Netflix is trying its hand at original movie content again. Today, the streaming giant released their adaptation of Tim Lebbon’s novel, The Silence. Though Lebbon published his novel several years ago, John Krasinski’s A Quiet Place beat Netflix to the punch by a year. Both movies share a similar post-apocalyptic premise – a new breed of predators that hunt by sound. Can The Silence carve out its own niche and succeed with the same concept? Or will it suffer from the inevitable comparisons?
Beneath the Appalachian mountains, a research team inadvertently releases a new species of carnivorous bats. The creatures, or ‘Vesps’, quickly spread and swarm crowded cities, hunting by sound. In a bid to survive, sixteen-year old deaf Ally and her family retreat into the countryside. But when ‘The Hushed’, a survivor cult, stumbles upon Ally, the family finds themselves fighting very human monsters.
Well, That Escalated Quickly …
The Silence doesn’t just embrace the standard cinematic post-apocalyptic tropes. On the contrary, director John R. Leonetti doubles down hard on familiar plot devices. Some post-apocalyptic movies, like The Domestics or A Quiet Place, start long after society’s downfall. In contrast, 28 Days Later and other dystopian movies build in a time lapse to illustrate their end of days. Not The Silence. Within days, landscapes are emptied. Death cults are up and running before the Internet stops working. Why? Because if we’ve learned anything from shows like The Walking Dead, it’s that humanity is the real enemy. Yawn. And yes, at one point, a character needs medicine necessitating what is intended to be a suspenseful trip beyond safe shelter.

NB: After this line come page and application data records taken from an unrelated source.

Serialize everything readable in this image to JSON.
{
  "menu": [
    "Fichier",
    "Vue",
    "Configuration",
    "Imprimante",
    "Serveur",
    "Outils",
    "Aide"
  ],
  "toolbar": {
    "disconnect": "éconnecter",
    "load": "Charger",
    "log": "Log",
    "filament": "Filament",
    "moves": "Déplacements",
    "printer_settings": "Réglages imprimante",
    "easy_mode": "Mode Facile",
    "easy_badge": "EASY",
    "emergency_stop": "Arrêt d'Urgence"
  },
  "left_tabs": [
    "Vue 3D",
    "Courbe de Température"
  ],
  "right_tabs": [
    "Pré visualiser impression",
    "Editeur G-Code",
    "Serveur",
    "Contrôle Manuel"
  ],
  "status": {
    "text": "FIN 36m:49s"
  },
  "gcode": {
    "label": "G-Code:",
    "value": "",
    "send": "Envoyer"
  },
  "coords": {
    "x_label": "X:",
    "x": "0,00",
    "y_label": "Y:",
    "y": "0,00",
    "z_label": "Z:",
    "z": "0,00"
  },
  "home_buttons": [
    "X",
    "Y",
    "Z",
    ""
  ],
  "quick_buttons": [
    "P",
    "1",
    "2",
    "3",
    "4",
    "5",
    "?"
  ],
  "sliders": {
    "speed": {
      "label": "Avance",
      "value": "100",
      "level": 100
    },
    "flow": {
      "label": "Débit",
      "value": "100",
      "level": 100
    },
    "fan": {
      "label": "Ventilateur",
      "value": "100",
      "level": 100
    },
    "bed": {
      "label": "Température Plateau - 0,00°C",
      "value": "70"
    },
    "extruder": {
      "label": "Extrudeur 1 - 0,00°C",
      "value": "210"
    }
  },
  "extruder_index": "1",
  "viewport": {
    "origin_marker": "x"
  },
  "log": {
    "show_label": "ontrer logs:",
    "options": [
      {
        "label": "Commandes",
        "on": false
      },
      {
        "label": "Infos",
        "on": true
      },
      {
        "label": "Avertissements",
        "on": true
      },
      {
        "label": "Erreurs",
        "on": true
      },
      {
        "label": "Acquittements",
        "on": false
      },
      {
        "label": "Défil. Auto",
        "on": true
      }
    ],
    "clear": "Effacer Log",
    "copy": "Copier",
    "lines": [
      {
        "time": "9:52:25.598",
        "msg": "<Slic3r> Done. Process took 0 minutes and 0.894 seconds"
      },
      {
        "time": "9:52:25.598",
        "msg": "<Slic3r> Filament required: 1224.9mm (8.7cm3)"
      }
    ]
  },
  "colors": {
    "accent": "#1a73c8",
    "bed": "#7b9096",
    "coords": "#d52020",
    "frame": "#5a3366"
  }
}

In spite of ‘serious movie’ pretences, The Silence is riddled with illogical story developments.
Still it’s not just familiarity that hampers The Silence. In spite of ‘serious movie’ pretences, The Silence is riddled with illogical story developments. How could carnivorous bats survive trapped underground without a food source? On one hand, cities have fallen into disrepair with ‘end of the world’ graffiti, but FaceTime still works? Death cults haven’t just formed. They have names. And they’re recruiting. Silly monster movies can get away with these plot contrivances. But movies like Piranha 3D or The Meg also aren’t pretending to be anything more than popcorn entertainment.
The Silence Fails To Bring Its Premise To Life
To date, Netflix original movies have struggled to capture a cinematic feel. The Silence feels like a step backwards. While the creature design and special effects are better than your average SyFy channel movie, they fall well short of convincing. First, the Vesps’ creature design is a poor cross between a baby Xenomorph and a bat or chicken. Moreover, The Silence features some unconvincing CGI. There’s just a distinctly ‘small’ feel to the movie. One has to wonder why Leonetti would opt to show the ‘beginning of the end’ without the budget or scale to do it justice.
…The Silence is pretty quiet in the scares and suspense department.
As a filmmaker, Leonetti has directed Annabelle (the bad one), Wolves at the Door, Wish Upon … and Mortal Kombat: Annihilation. Not surprisingly then, The Silence is pretty quiet in the scares and suspense department. Even scenes that feel like they should be suspenseful – like running into a rattlesnake in a sewage pipe – fall flat. For some inexplicable reason, Leonetti also introduces ‘The Reverend’ and his cult, ‘The Hushed’ late in the movie. Ten minutes later or so and Ally et al have killed the villain in what can only be described as very a poorly edited scene.
The Silence A Disappointing Netflix Original
Disappointing is probably an understandment. To be perfectly honest, The Silence is a really bad movie. Bird Box may have underwhelmed, but Sandra Bullock was still amazing. Stanley Tucci, Miranda Otto, and Kiernan Shipka are all fantastic actors, but The Silence wastes their talents. Maybe it’s time to move on from ‘sensory horror’ before we get a movie where monsters hunt by smell. The Silence already stinks.